He speaks with students as Richard ’68 and Rissa Grossman Artist-in-Residence Twitter
By Bill Landauer
For two weeks in summer 2016, Lake Iseo in the mountains of Northern Italy was born again. People strolled along thoroughfares made of shimmering yellow fabric stretched across the water between two coastlines and wrapped around an island.
In 1972, a 1,250-foot curtain unfurled between two Colorado mountainsides, where it remained for 28 hours before being destroyed by a freak windstorm.
In 1983, 11 islands in Biscayne Bay on the east coast of Florida developed colorful halos of polypropylene fabric.
These visually powerful installations are the work of Christo and Jeanne-Claude, legendary figures whose art has for decades captured the imaginations of the art public and general populace around the world. On April 4, Christo made his third visit to Lafayette. (His artistic partner and wife Jeanne-Claude passed away in 2009.) This time he came as the 2018 Richard ’68 and Rissa Grossman Artist-in-Residence.
“You should see it today,” Christo said of his work before a standing-room-only crowd in Oeschle Hall, “because tomorrow it will be gone forever … We always try to do something that should not be repeated … This is the adventure.”
To art major Pablo Pollish ’18, Christo’s visit was a historic moment. He became a fan of Christo’s work when he was in high school, particularly his early wrapped works created after Christo moved to Paris in 1958.
“He used such a vast amount of texture,” Pollish said, “which clearly drives his work. Working with fluidity and cloth, all of it, it just moves … Looking at early works inspired me to work with texture.”
Christo was born in Bulgaria in 1935. In 1958, he met Jeanne-Claude. The couple went on to amass one of the most storied careers in the art world.
Without grant funds, sometimes battling hostile public officials, the duo transformed famous buildings, bridges, and natural environments with fabric wrappings. Gates with saffron banners rose from Central Park in New York. Thousands of umbrellas dotted hillsides in Japan and the U.S.
Sometimes for years leading up to the historic moments, armies of men and women build, sew, march, and organize, all to transform familiar vistas into something new. The works are temporary by design—most are intended to be displayed for two weeks—so that the immediate experience of them is everything.
“I first saw his work in middle school,” said Elle Cox ’21. The art and psychology double major was among the group that attended a poster signing and meet-and-greet with the artist after his presentation.

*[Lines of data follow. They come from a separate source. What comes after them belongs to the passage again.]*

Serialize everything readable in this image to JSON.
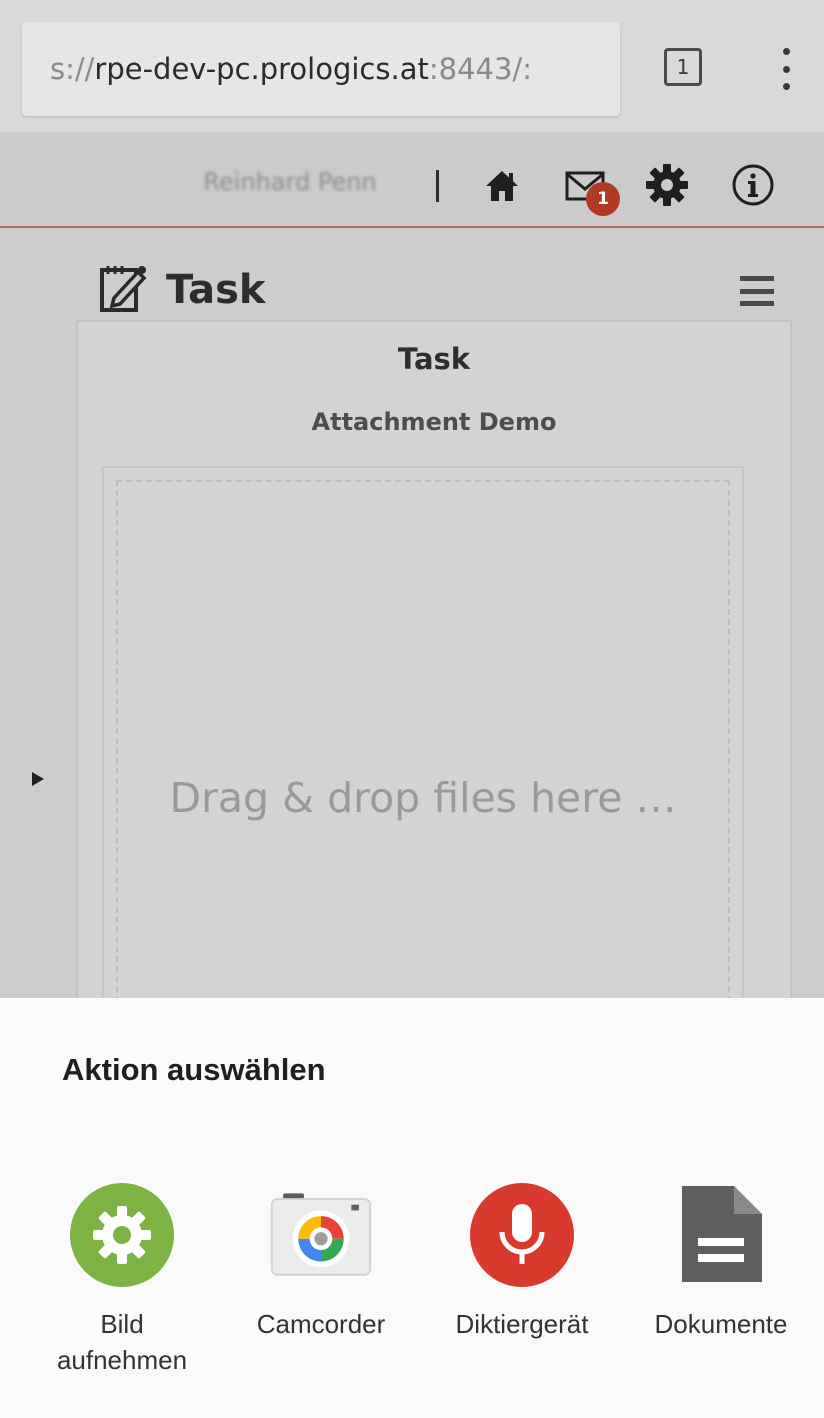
{
  "browser": {
    "url_prefix": "s://",
    "url_host": "rpe-dev-pc.prologics.at",
    "url_suffix": ":8443/:",
    "tab_count": "1"
  },
  "appbar": {
    "username": "Reinhard Penn",
    "notification_count": "1"
  },
  "task_header": {
    "title": "Task"
  },
  "panel": {
    "title": "Task",
    "subtitle": "Attachment Demo",
    "dropzone_text": "Drag & drop files here …"
  },
  "sheet": {
    "title": "Aktion auswählen",
    "actions": [
      {
        "label": "Bild\naufnehmen",
        "icon": "gear-icon",
        "color": "#7cb342"
      },
      {
        "label": "Camcorder",
        "icon": "camera-icon",
        "color": "#ececec"
      },
      {
        "label": "Diktiergerät",
        "icon": "microphone-icon",
        "color": "#d93a2e"
      },
      {
        "label": "Dokumente",
        "icon": "document-icon",
        "color": "#5f5f5f"
      }
    ]
  },
  "colors": {
    "appbar_underline": "#b06a5e",
    "badge": "#b03a22"
  }
}
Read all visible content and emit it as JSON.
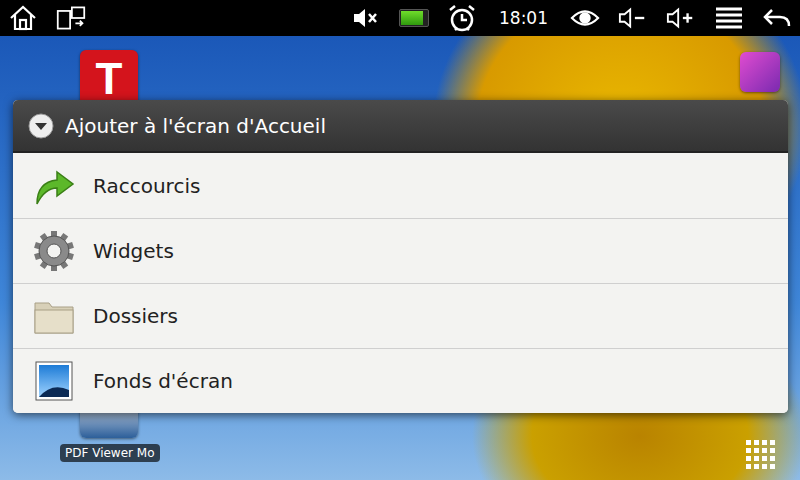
{
  "status_bar": {
    "time": "18:01",
    "sound_muted": true,
    "battery": {
      "level": 0.85
    }
  },
  "desktop": {
    "top_app": {
      "logo": "T"
    },
    "bottom_app": {
      "label": "PDF Viewer Mo"
    }
  },
  "dialog": {
    "title": "Ajouter à l'écran d'Accueil",
    "items": [
      {
        "label": "Raccourcis",
        "kind": "shortcut"
      },
      {
        "label": "Widgets",
        "kind": "widget"
      },
      {
        "label": "Dossiers",
        "kind": "folder"
      },
      {
        "label": "Fonds d'écran",
        "kind": "wallpaper"
      }
    ]
  }
}
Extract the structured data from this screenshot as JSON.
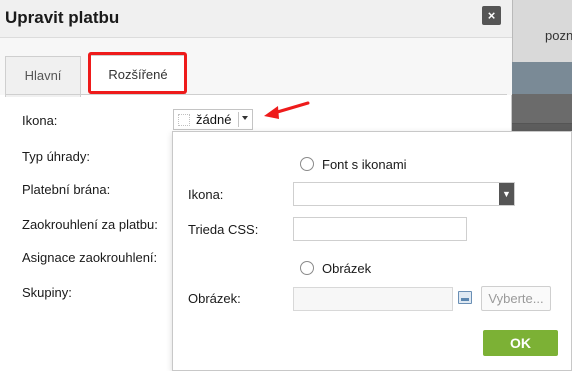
{
  "dialog": {
    "title": "Upravit platbu",
    "close_label": "×"
  },
  "tabs": [
    {
      "label": "Hlavní",
      "active": false
    },
    {
      "label": "Rozšířené",
      "active": true
    }
  ],
  "fields": {
    "ikona_label": "Ikona:",
    "typ_uhrady_label": "Typ úhrady:",
    "platebni_brana_label": "Platební brána:",
    "zaokrouhleni_label": "Zaokrouhlení za platbu:",
    "asignace_label": "Asignace zaokrouhlení:",
    "skupiny_label": "Skupiny:"
  },
  "icon_select": {
    "value": "žádné"
  },
  "popup": {
    "font_radio_label": "Font s ikonami",
    "ikona_label": "Ikona:",
    "trieda_css_label": "Trieda CSS:",
    "image_radio_label": "Obrázek",
    "obrazek_label": "Obrázek:",
    "browse_label": "Vyberte...",
    "ok_label": "OK"
  },
  "background": {
    "header_text": "pozn"
  },
  "colors": {
    "highlight": "#ee1b1b",
    "ok_green": "#7cb135",
    "close_dark": "#555555"
  }
}
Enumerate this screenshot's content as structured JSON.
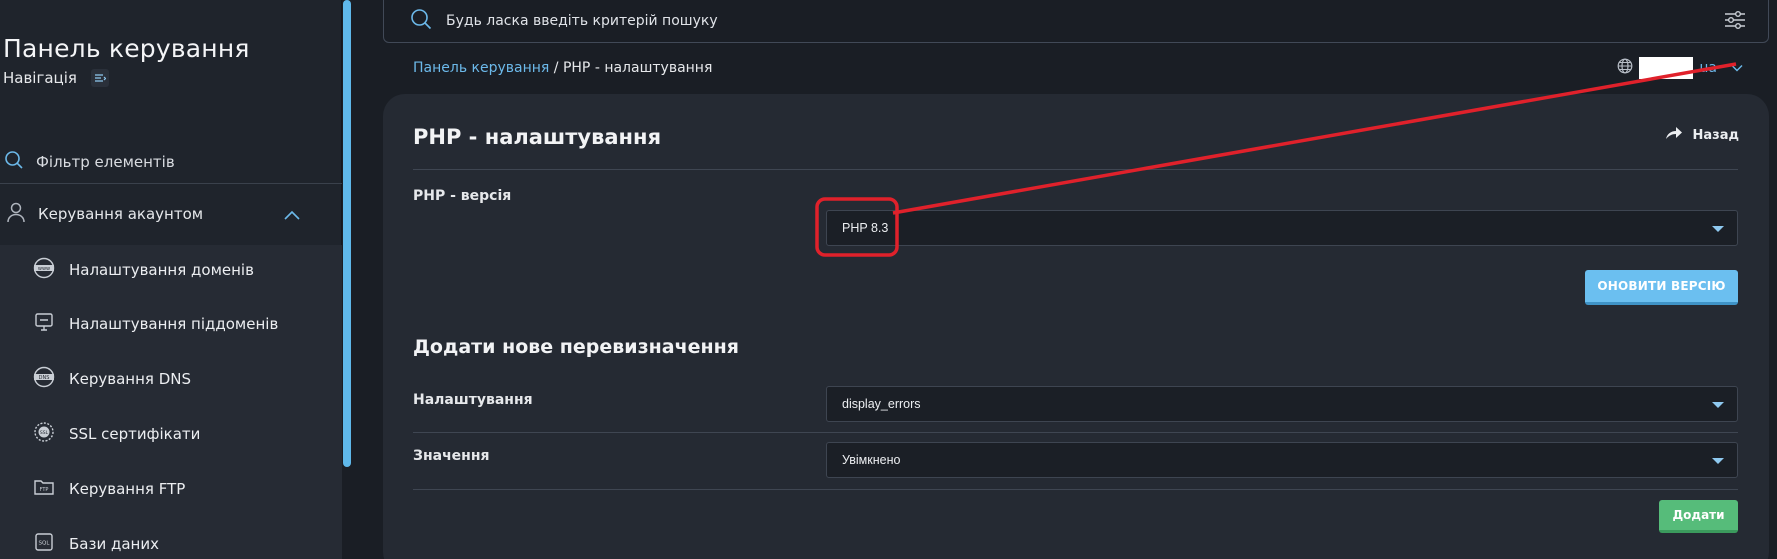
{
  "sidebar": {
    "title": "Панель керування",
    "nav_label": "Навігація",
    "filter_placeholder": "Фільтр елементів",
    "account_section": "Керування акаунтом",
    "items": [
      {
        "label": "Налаштування доменів",
        "icon": "www-globe-icon"
      },
      {
        "label": "Налаштування піддоменів",
        "icon": "monitor-icon"
      },
      {
        "label": "Керування DNS",
        "icon": "dns-globe-icon"
      },
      {
        "label": "SSL сертифікати",
        "icon": "ssl-badge-icon"
      },
      {
        "label": "Керування FTP",
        "icon": "ftp-folder-icon"
      },
      {
        "label": "Бази даних",
        "icon": "sql-database-icon"
      }
    ]
  },
  "search": {
    "placeholder": "Будь ласка введіть критерій пошуку"
  },
  "breadcrumb": {
    "root": "Панель керування",
    "separator": " / ",
    "current": "PHP - налаштування"
  },
  "domain_selector": {
    "suffix": ".ua"
  },
  "card": {
    "title": "PHP - налаштування",
    "back_label": "Назад",
    "php_version_label": "PHP - версія",
    "php_version_value": "PHP 8.3",
    "update_button": "ОНОВИТИ ВЕРСІЮ",
    "override_section_title": "Додати нове перевизначення",
    "setting_label": "Налаштування",
    "setting_value": "display_errors",
    "value_label": "Значення",
    "value_value": "Увімкнено",
    "add_button": "Додати"
  },
  "colors": {
    "accent_blue": "#6bbff0",
    "link_blue": "#6cb9ea",
    "add_green": "#56bc7a",
    "annotation_red": "#e0212b"
  }
}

She was struck by the size of the canvases. During his speech, someone asked Christo when his art had gone from wrappings, like the time in 1995 when he and Jeanne-Claude wrapped the Reichstag in West Berlin with a silvery fabric, to projects like The Gates in Central Park, which featured many singular installations.
“The project is not one gate,” Christo responded. “It’s 7,503 gates! They are all one work of art!”
Cox says that part of Christo’s presentation struck the loudest chord with her. It seems so simple, but art is an accumulation, not one component. “That to me was a special insight,” she said, laughing.
Christo presented a slideshow of his work, including some projects that are still forthcoming. Since 1977, he has been preparing The Mastaba, a massive sculpture, larger than the Great Pyramid of Giza, crafted from 410,000 multi-colored barrels.
“Once I get the green light in Abu Dhabi, it takes three years,” he said, “I am not interested in a retrospective. There is so much to do. Every project is a new adventure.”